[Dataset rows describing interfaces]
________
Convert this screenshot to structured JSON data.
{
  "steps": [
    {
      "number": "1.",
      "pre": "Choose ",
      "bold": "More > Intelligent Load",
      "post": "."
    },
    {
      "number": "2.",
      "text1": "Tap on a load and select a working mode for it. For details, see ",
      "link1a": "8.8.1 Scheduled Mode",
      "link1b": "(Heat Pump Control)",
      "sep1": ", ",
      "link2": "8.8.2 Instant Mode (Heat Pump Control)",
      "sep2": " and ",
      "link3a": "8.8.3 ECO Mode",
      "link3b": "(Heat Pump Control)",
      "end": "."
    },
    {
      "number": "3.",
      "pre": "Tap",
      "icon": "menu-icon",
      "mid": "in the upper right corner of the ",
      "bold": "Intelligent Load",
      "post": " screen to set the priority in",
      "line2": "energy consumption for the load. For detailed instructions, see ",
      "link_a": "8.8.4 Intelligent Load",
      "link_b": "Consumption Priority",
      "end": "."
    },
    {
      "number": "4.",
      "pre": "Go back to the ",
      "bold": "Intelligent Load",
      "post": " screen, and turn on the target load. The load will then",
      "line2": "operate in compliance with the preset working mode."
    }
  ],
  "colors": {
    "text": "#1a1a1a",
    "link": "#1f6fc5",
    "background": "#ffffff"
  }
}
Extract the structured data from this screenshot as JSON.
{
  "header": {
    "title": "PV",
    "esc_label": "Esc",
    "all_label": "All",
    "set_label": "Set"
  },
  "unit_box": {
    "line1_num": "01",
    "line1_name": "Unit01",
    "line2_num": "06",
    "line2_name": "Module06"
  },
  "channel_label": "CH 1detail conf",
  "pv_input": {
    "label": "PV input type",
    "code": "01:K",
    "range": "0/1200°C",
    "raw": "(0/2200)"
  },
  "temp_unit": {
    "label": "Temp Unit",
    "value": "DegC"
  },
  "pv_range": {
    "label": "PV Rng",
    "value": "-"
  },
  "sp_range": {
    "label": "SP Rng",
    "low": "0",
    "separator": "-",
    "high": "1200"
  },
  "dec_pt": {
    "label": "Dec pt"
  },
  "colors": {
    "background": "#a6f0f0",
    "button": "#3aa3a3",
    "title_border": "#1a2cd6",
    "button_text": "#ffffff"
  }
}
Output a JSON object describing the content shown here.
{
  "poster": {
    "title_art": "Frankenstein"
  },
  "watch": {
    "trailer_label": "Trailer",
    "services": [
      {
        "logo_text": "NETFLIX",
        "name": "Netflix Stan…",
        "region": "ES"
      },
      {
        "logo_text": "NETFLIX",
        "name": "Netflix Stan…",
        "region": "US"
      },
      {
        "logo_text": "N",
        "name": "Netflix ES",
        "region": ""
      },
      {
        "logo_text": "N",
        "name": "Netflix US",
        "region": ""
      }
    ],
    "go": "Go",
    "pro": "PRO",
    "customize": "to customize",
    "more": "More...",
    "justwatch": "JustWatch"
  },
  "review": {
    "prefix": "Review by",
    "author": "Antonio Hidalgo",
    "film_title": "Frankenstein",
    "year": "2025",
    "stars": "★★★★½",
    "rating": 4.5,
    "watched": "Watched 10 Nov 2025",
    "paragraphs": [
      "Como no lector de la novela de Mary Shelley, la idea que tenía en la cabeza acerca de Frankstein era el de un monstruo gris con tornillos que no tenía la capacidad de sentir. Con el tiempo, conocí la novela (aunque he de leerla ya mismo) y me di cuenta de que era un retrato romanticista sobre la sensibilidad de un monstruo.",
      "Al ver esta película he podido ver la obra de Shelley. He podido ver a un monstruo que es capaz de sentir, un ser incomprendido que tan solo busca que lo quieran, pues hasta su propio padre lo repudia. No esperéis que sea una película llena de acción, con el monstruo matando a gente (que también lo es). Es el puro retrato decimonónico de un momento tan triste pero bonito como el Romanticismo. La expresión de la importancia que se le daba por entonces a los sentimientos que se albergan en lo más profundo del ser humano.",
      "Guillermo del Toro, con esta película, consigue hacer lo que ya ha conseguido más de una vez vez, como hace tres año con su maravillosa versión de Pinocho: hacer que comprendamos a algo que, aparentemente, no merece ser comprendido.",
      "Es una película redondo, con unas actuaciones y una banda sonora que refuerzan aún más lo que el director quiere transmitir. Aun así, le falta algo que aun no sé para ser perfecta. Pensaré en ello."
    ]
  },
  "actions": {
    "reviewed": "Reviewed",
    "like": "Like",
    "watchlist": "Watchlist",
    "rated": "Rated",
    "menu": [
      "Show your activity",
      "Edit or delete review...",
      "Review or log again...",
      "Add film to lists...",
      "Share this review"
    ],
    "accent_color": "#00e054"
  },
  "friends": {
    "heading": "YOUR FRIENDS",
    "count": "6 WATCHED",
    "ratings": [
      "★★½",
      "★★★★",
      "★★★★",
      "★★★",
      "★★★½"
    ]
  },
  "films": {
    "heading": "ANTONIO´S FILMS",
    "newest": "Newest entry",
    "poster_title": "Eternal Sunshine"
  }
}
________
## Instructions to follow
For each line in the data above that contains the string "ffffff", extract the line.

## Answer box
    "background": "#ffffff"
    "button_text": "#ffffff"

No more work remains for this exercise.